As the effort to protect Americans’ voting rights hit a wall in the U.S. Senate, The New Yorker profiled one of the effort’s biggest Senate champions, Senator Angus King, the Maine independent who caucuses with the Democrats. 

I’ve covered King and the rest of Maine’s Congressional delegation for many years for the Portland Press Herald and provided some “from the ground” context as to where King and centrism stand in the Maine political landscape. LePage and Trumpism in the Pine Tree State touched upon too (subject of my recent Politico story.)

Also last night I spoke to King myself about his efforts to generate reform of another vulnerable aspect of our democracy, the Electoral Count Act of 1887, for this story that just posted at the Press Herald. The ambiguously worded act governs Congress’s mostly ceremonial role in counting the Electoral College ballots after each presidential election, the very process targeted by Donald Trump, his Congressional allies, and his violent supporters on January 6, 2021. (Senator Susan Collins, who is leading her own parallel effort on the ECA, declined an interview request.)
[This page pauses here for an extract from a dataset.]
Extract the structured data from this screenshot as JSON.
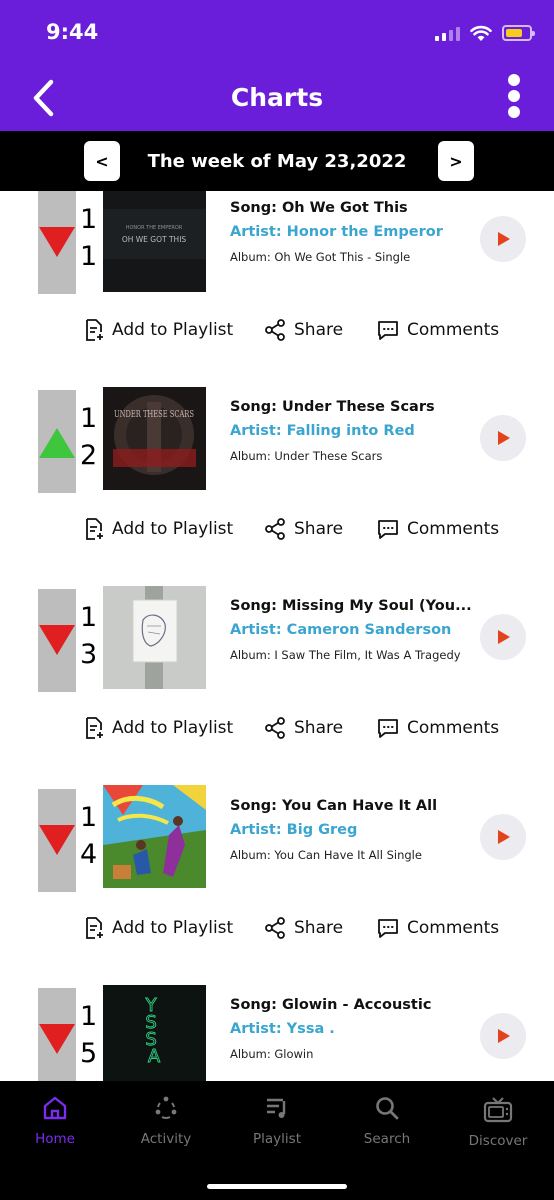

Both Senators recalled their personal experiences on January 6th in this story I wrote for the first anniversary of the attack.